Dogs in cages (copy)

In a file photo, dogs fill the cages of the St. Joseph Animal Control and Rescue shelter.

The only thing missing from the St. Joseph City Council’s animal control work session was the sound of Sarah McLachlan singing softly in the background.

You know those commercials, that ones that show dogs and cats with bandages and mournful faces while the singer intones, “I will be there for you.”

Quick, turn the channel. We can’t take it anymore! Brian Myers, we assume, can’t either.

An ability to love and care for animals reflects strongly on a person’s overall character. Myers, the city councilman who once went on the News-Press NOW morning show and offered to pay the fees for anyone who adopted the pet of the week, passes this test in spades.
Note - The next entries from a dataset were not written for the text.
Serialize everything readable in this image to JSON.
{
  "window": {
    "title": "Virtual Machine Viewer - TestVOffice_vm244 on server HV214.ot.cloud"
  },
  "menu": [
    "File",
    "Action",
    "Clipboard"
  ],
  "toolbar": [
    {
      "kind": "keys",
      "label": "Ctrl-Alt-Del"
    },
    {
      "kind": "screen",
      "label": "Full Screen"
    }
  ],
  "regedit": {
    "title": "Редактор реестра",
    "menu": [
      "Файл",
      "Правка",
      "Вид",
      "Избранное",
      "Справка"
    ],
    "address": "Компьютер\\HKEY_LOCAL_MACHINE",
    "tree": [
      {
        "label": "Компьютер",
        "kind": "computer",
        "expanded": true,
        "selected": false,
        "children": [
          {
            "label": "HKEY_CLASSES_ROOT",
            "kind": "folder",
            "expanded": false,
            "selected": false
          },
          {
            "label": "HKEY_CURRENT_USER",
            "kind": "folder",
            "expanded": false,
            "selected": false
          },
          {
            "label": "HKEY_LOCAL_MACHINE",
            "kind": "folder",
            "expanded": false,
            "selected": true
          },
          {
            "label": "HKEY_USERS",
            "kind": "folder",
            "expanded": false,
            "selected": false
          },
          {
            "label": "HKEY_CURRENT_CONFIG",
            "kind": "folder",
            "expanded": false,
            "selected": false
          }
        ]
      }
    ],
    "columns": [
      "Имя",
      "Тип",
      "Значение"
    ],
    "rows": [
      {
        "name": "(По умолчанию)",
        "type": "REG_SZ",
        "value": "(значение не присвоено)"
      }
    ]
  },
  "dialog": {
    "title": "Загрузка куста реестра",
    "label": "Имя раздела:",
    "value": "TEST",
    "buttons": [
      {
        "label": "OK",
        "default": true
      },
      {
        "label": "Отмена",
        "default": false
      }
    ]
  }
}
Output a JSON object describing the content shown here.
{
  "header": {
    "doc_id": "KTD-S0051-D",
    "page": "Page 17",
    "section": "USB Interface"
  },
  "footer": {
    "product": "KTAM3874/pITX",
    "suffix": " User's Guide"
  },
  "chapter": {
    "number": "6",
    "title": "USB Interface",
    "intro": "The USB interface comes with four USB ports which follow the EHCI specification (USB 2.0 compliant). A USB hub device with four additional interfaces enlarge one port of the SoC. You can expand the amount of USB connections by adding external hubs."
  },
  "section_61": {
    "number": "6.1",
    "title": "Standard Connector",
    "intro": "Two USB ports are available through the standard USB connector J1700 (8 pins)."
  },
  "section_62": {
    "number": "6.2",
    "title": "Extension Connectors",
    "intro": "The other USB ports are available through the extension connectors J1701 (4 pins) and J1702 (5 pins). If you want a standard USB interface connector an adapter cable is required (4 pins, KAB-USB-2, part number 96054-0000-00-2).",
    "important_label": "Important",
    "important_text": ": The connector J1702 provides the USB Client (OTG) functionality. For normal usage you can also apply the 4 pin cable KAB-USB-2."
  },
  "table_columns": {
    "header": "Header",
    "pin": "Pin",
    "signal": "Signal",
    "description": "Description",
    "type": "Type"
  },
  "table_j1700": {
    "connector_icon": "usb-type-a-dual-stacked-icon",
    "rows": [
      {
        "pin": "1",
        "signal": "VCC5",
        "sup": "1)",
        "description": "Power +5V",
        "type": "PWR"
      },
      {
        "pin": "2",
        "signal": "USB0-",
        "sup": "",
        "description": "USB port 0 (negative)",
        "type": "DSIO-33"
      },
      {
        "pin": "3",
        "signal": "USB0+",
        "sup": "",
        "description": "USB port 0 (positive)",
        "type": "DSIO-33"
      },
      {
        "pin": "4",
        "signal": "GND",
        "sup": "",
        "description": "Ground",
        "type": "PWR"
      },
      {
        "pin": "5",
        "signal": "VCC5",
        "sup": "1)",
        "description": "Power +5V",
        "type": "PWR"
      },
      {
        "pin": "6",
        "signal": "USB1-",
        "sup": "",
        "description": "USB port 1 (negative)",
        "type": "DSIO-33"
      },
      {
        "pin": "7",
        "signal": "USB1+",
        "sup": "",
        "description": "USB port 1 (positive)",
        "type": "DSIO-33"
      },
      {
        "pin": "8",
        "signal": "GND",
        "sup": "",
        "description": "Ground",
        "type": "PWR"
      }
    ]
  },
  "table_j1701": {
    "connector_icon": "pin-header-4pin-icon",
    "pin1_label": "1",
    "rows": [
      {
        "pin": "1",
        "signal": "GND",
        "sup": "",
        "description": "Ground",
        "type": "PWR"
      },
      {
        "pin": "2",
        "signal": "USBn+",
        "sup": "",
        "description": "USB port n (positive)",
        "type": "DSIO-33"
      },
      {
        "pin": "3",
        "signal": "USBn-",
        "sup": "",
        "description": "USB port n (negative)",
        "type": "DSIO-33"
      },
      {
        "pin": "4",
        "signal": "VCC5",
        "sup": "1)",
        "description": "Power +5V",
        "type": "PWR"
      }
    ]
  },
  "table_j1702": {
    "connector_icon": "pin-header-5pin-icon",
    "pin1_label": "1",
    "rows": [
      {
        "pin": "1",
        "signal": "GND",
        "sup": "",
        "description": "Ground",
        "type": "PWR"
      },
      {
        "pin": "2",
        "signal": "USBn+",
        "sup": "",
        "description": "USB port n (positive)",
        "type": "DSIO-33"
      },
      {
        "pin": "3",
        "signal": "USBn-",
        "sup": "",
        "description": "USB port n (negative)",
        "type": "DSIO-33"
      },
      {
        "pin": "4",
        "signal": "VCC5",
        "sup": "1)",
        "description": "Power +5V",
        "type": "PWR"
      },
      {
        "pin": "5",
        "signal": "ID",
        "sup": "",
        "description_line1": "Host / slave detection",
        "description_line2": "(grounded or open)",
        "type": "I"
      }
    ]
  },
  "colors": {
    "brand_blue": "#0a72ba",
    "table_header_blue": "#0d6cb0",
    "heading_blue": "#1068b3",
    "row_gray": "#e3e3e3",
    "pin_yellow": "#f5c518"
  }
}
Even Richard Nixon, early in his political career, referenced a cocker spaniel named Checkers to get out of political hot water involving the acceptance of personal gifts.

But let’s be careful here. A soft heart or a love of animals doesn’t always equate to sensible public policy. Just look how it all ended for Nixon.

Myers called the council work session after a video surfaced that appeared to show several dogs killing a puppy in one St. Joseph neighborhood. This video was shared enough that it earned “viral” status, as if that modifier automatically confers greater news value or need for investigation.

The work session was described as an opportunity to review animal control laws in the wake of the video. What ensued was absolutely cringe-worthy.

The city’s animal control officials said the video prompted exaggerated reports online. The dogs may have attacked an animal that was already dead. The crowd that gathered at the scene became emotional and threw cinder blocks, which may have inflamed the pack of dogs.

Myers took issue with the dogs’ owner getting a light punishment for licensing violations, but then the councilman acknowledges he doesn’t have all the facts. Maybe some of that compassion for our four-legged friends should extend to the human species.

There was even a call to do something about feral cats, which weren’t involved in the dead puppy attack, but they might lurk insidiously in the background, like Ukraine.

At some point, there was talk of limits to the number of dogs or cats a person can have in the city. This could have an impact on animal welfare, but there was no consensus on this issue.

We’re left with no idea what, if anything, the city needs to do to bolster animal welfare. The only takeaway might be that an online video inflames passions, but it shouldn’t serve as a basis for broader council action.

Our advice is to go home, pet your dogs and cats and maybe cue up a little Sarah McLachlan on the CD player. We just can’t take it anymore.